Show Summary Details

Page of

PRINTED FROM OXFORD HANDBOOKS ONLINE (www.oxfordhandbooks.com). © Oxford University Press, 2018. All Rights Reserved. Under the terms of the licence agreement, an individual user may print out a PDF of a single chapter of a title in Oxford Handbooks Online for personal use (for details see Privacy Policy and Legal Notice).

date: 15 November 2018

Abstract and Keywords

This chapter argues that music teachers should focus less on having students become readers and writers of standard music notation (i.e., literacy) and more on teaching whatever music “language skills” will allow them to freely communicate their ideas in music—that is, to have them become fluent in the language of music. The chapter also demonstrates how, when using software to facilitate music creation teaching, the piano keyboard and various graphical visualizations of sound help to teach and understand chord progressions, accompaniment patterns, bass lines from chords, melody writing, and music theory in ways more meaningful than traditional instruction. Through the intelligent use of technology, students who have never played piano or studied another instrument suddenly create, of their own volition, music of increasing sophistication.

Keywords: music fluency, music literacy, composition, music theory, technology, notation, piano

Access to the complete content on Oxford Handbooks Online requires a subscription or purchase. Public users are able to search the site and view the abstracts and keywords for each book and chapter without a subscription.

Please subscribe or login to access full text content.

If you have purchased a print title that contains an access token, please see the token for information about how to register your code.

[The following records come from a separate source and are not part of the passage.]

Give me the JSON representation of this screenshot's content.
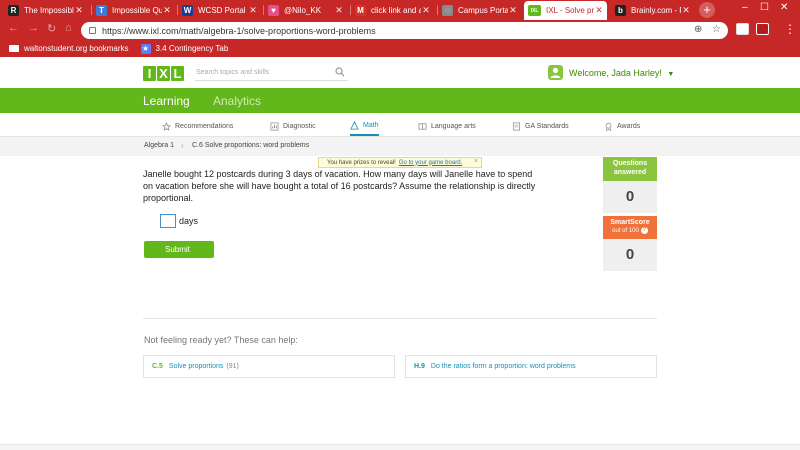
{
  "browser": {
    "tabs": [
      {
        "title": "The Impossible Quiz",
        "favicon_letter": "R",
        "favicon_color": "#222222",
        "active": false
      },
      {
        "title": "Impossible Quiz",
        "favicon_letter": "T",
        "favicon_color": "#3d7bd6",
        "active": false
      },
      {
        "title": "WCSD Portal",
        "favicon_letter": "W",
        "favicon_color": "#1a3d8f",
        "active": false
      },
      {
        "title": "@Nilo_KK",
        "favicon_letter": "♥",
        "favicon_color": "#e6508a",
        "active": false
      },
      {
        "title": "click link and ans",
        "favicon_letter": "M",
        "favicon_color": "#d93025",
        "active": false
      },
      {
        "title": "Campus Portal",
        "favicon_letter": "◌",
        "favicon_color": "#8a8a8a",
        "active": false
      },
      {
        "title": "IXL - Solve propo",
        "favicon_letter": "IXL",
        "favicon_color": "#62b81a",
        "active": true
      },
      {
        "title": "Brainly.com - For",
        "favicon_letter": "b",
        "favicon_color": "#222222",
        "active": false
      }
    ],
    "url": "https://www.ixl.com/math/algebra-1/solve-proportions-word-problems",
    "bookmarks": [
      {
        "label": "waltonstudent.org bookmarks",
        "icon": "folder-icon"
      },
      {
        "label": "3.4 Contingency Tab",
        "icon": "grid-icon"
      }
    ]
  },
  "header": {
    "logo_letters": [
      "I",
      "X",
      "L"
    ],
    "search_placeholder": "Search topics and skills",
    "welcome": "Welcome, Jada Harley!"
  },
  "nav": {
    "primary": [
      "Learning",
      "Analytics"
    ],
    "subjects": [
      "Recommendations",
      "Diagnostic",
      "Math",
      "Language arts",
      "GA Standards",
      "Awards"
    ]
  },
  "breadcrumb": {
    "course": "Algebra 1",
    "skill": "C.6 Solve proportions: word problems"
  },
  "prize": {
    "text": "You have prizes to reveal!",
    "link": "Go to your game board."
  },
  "question": {
    "text": "Janelle bought 12 postcards during 3 days of vacation. How many days will Janelle have to spend on vacation before she will have bought a total of 16 postcards? Assume the relationship is directly proportional.",
    "answer_value": "",
    "unit": "days",
    "submit_label": "Submit"
  },
  "stats": {
    "questions_label_1": "Questions",
    "questions_label_2": "answered",
    "questions_value": "0",
    "smartscore_label": "SmartScore",
    "smartscore_sub": "out of 100",
    "smartscore_value": "0"
  },
  "help": {
    "heading": "Not feeling ready yet? These can help:",
    "cards": [
      {
        "code": "C.5",
        "title": "Solve proportions",
        "count": "(91)",
        "code_color": "#62b81a"
      },
      {
        "code": "H.9",
        "title": "Do the ratios form a proportion: word problems",
        "count": "",
        "code_color": "#1a8fb5"
      }
    ]
  },
  "colors": {
    "chrome_red": "#c62828",
    "ixl_green": "#62b81a",
    "smartscore_orange": "#f0713a",
    "link_blue": "#1a8fb5"
  }
}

For questions on access or troubleshooting, please check our FAQs, and if you can''t find the answer there, please contact us.